***** RECORDS SHOWN

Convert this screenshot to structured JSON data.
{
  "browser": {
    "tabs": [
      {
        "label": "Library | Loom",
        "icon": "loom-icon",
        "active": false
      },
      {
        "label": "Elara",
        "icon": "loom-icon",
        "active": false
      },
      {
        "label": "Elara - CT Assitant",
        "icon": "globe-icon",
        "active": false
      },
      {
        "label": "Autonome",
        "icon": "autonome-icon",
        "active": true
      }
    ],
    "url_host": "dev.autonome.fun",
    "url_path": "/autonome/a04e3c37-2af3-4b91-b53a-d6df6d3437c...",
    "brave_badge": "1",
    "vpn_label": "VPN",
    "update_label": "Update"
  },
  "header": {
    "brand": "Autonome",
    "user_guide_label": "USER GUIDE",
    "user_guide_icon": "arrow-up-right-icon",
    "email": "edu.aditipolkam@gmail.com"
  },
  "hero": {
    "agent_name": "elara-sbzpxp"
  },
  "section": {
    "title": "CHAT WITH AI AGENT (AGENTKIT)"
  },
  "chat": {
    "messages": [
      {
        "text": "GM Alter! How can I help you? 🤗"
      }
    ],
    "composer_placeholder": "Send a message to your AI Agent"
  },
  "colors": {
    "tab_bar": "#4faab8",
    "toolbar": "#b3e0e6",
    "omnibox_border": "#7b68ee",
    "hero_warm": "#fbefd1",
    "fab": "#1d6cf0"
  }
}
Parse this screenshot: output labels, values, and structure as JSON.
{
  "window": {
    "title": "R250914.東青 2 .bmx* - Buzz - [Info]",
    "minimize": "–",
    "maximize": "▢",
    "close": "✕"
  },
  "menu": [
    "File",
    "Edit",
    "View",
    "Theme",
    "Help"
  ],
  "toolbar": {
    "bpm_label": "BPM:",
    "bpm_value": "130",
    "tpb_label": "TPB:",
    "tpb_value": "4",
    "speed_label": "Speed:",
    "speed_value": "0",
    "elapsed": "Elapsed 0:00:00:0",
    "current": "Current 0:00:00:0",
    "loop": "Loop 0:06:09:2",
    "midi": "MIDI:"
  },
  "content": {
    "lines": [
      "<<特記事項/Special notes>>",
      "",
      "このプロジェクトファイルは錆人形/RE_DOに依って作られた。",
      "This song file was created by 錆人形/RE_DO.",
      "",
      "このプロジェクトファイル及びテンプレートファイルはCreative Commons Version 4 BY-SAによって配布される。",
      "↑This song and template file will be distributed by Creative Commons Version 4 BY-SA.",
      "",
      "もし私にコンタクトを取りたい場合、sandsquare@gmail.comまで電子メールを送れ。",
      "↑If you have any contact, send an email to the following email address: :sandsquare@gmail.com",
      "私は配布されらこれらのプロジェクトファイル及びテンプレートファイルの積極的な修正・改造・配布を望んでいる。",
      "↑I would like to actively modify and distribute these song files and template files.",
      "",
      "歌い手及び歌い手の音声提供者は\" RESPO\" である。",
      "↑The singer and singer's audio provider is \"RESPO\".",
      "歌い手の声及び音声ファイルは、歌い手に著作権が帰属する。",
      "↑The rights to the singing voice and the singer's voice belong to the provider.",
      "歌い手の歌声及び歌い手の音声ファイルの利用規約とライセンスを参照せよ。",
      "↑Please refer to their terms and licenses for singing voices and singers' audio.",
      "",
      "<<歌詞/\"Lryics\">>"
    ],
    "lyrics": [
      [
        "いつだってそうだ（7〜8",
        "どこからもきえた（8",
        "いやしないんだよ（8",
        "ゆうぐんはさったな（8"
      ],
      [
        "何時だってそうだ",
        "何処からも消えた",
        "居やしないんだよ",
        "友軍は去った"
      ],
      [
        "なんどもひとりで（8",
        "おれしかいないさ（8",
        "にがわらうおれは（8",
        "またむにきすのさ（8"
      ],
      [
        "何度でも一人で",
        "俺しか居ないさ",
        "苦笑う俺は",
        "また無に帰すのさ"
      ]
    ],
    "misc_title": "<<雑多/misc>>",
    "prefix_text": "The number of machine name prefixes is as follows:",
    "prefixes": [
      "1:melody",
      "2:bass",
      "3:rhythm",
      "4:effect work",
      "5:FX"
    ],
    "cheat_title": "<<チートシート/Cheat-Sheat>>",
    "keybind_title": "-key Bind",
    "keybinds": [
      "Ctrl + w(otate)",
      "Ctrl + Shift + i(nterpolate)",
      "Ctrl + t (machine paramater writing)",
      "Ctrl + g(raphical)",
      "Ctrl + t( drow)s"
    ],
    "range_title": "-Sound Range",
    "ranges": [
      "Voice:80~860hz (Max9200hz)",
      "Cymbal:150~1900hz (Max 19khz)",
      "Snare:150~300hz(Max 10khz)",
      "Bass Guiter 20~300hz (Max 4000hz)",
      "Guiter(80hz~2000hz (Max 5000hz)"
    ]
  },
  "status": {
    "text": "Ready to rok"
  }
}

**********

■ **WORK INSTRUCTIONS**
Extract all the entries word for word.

■ **TASK RESPONSE**
Convert this screenshot to structured JSON data.
{
  "browser": {
    "tabs": [
      {
        "label": "Library | Loom",
        "icon": "loom-icon",
        "active": false
      },
      {
        "label": "Elara",
        "icon": "loom-icon",
        "active": false
      },
      {
        "label": "Elara - CT Assitant",
        "icon": "globe-icon",
        "active": false
      },
      {
        "label": "Autonome",
        "icon": "autonome-icon",
        "active": true
      }
    ],
    "url_host": "dev.autonome.fun",
    "url_path": "/autonome/a04e3c37-2af3-4b91-b53a-d6df6d3437c...",
    "brave_badge": "1",
    "vpn_label": "VPN",
    "update_label": "Update"
  },
  "header": {
    "brand": "Autonome",
    "user_guide_label": "USER GUIDE",
    "user_guide_icon": "arrow-up-right-icon",
    "email": "edu.aditipolkam@gmail.com"
  },
  "hero": {
    "agent_name": "elara-sbzpxp"
  },
  "section": {
    "title": "CHAT WITH AI AGENT (AGENTKIT)"
  },
  "chat": {
    "messages": [
      {
        "text": "GM Alter! How can I help you? 🤗"
      }
    ],
    "composer_placeholder": "Send a message to your AI Agent"
  },
  "colors": {
    "tab_bar": "#4faab8",
    "toolbar": "#b3e0e6",
    "omnibox_border": "#7b68ee",
    "hero_warm": "#fbefd1",
    "fab": "#1d6cf0"
  }
}
Parse this screenshot: output labels, values, and structure as JSON.
{
  "window": {
    "title": "R250914.東青 2 .bmx* - Buzz - [Info]",
    "minimize": "–",
    "maximize": "▢",
    "close": "✕"
  },
  "menu": [
    "File",
    "Edit",
    "View",
    "Theme",
    "Help"
  ],
  "toolbar": {
    "bpm_label": "BPM:",
    "bpm_value": "130",
    "tpb_label": "TPB:",
    "tpb_value": "4",
    "speed_label": "Speed:",
    "speed_value": "0",
    "elapsed": "Elapsed 0:00:00:0",
    "current": "Current 0:00:00:0",
    "loop": "Loop 0:06:09:2",
    "midi": "MIDI:"
  },
  "content": {
    "lines": [
      "<<特記事項/Special notes>>",
      "",
      "このプロジェクトファイルは錆人形/RE_DOに依って作られた。",
      "This song file was created by 錆人形/RE_DO.",
      "",
      "このプロジェクトファイル及びテンプレートファイルはCreative Commons Version 4 BY-SAによって配布される。",
      "↑This song and template file will be distributed by Creative Commons Version 4 BY-SA.",
      "",
      "もし私にコンタクトを取りたい場合、sandsquare@gmail.comまで電子メールを送れ。",
      "↑If you have any contact, send an email to the following email address: :sandsquare@gmail.com",
      "私は配布されらこれらのプロジェクトファイル及びテンプレートファイルの積極的な修正・改造・配布を望んでいる。",
      "↑I would like to actively modify and distribute these song files and template files.",
      "",
      "歌い手及び歌い手の音声提供者は\" RESPO\" である。",
      "↑The singer and singer's audio provider is \"RESPO\".",
      "歌い手の声及び音声ファイルは、歌い手に著作権が帰属する。",
      "↑The rights to the singing voice and the singer's voice belong to the provider.",
      "歌い手の歌声及び歌い手の音声ファイルの利用規約とライセンスを参照せよ。",
      "↑Please refer to their terms and licenses for singing voices and singers' audio.",
      "",
      "<<歌詞/\"Lryics\">>"
    ],
    "lyrics": [
      [
        "いつだってそうだ（7〜8",
        "どこからもきえた（8",
        "いやしないんだよ（8",
        "ゆうぐんはさったな（8"
      ],
      [
        "何時だってそうだ",
        "何処からも消えた",
        "居やしないんだよ",
        "友軍は去った"
      ],
      [
        "なんどもひとりで（8",
        "おれしかいないさ（8",
        "にがわらうおれは（8",
        "またむにきすのさ（8"
      ],
      [
        "何度でも一人で",
        "俺しか居ないさ",
        "苦笑う俺は",
        "また無に帰すのさ"
      ]
    ],
    "misc_title": "<<雑多/misc>>",
    "prefix_text": "The number of machine name prefixes is as follows:",
    "prefixes": [
      "1:melody",
      "2:bass",
      "3:rhythm",
      "4:effect work",
      "5:FX"
    ],
    "cheat_title": "<<チートシート/Cheat-Sheat>>",
    "keybind_title": "-key Bind",
    "keybinds": [
      "Ctrl + w(otate)",
      "Ctrl + Shift + i(nterpolate)",
      "Ctrl + t (machine paramater writing)",
      "Ctrl + g(raphical)",
      "Ctrl + t( drow)s"
    ],
    "range_title": "-Sound Range",
    "ranges": [
      "Voice:80~860hz (Max9200hz)",
      "Cymbal:150~1900hz (Max 19khz)",
      "Snare:150~300hz(Max 10khz)",
      "Bass Guiter 20~300hz (Max 4000hz)",
      "Guiter(80hz~2000hz (Max 5000hz)"
    ]
  },
  "status": {
    "text": "Ready to rok"
  }
}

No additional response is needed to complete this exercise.